This was contributed by one of the forum members by email, and I just had to share it with everyone.
“In the preface of his Bible, Webster wrote: “Whenever words are understood in a sense different from that which they had when introduced, and different from that of the original languages, they do not present to the reader the Word of God.” (w11 12/15 p. 13 Why Be Guided by God’s Spirit?)
Now consider that we have recently redefined the term “generation” found at Mat. 24:34 to ‘a sense different from that which it had when introduced, and different from that of the original language.’ [Or our current language for that matter. – Meleti] Wouldn’t that present to the reader something other than the Word of God?
We also do this with Mat. 24:31 where we change the meaning of “gather” to “seal”.
Thanks, again, Meleti, for a thought-provoking series of posts.

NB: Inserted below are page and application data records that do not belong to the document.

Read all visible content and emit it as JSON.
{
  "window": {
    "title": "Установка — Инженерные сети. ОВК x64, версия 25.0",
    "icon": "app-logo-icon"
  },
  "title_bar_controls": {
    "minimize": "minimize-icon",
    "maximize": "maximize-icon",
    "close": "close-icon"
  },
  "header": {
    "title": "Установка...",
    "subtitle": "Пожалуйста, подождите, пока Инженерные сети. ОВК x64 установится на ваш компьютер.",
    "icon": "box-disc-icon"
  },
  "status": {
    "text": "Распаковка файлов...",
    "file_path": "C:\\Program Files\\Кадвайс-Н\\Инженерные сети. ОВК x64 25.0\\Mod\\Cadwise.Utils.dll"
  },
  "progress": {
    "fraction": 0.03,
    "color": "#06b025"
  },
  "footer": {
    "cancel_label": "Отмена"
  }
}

Perhaps this topic will elicit a broad selection of terms that have been altered (even corrupted) in meaning to support non-Biblical understandings which undermine “Truth.” (there’s one now!) Consider the six occurrences of “temple [sanctuary]” in Revelation in the NWT in relation to scriptural descriptions of “sacred service.” Footnotes equate “temple [sanctuary]” with “the divine habitation (dwelling).” Gr., ton na?on?; J17,18,22(Heb.), heh?khal?, “palace (temple) of.” “God,” ?AVgSyh; J17, “Jehovah.” (Revelation 11:19) 19 And the temple [sanctuary] of God that is in heaven was opened, and the ark of his covenant was seen… Read more »
With understanding what the writer originally wished to say to us we have a number of problems when dealing with texts written centuries ago, hence that vast number of commentaries etc , even on things written as recently as Shakespeare. We need to know what the chosen words meant at the time they were written, hence it is easy to fall into the etymology trap, I feel the WT has done this on a number of occasions, looking at the basic meaning and origin of a word or phrase and not how it was used when it was actually written.… Read more »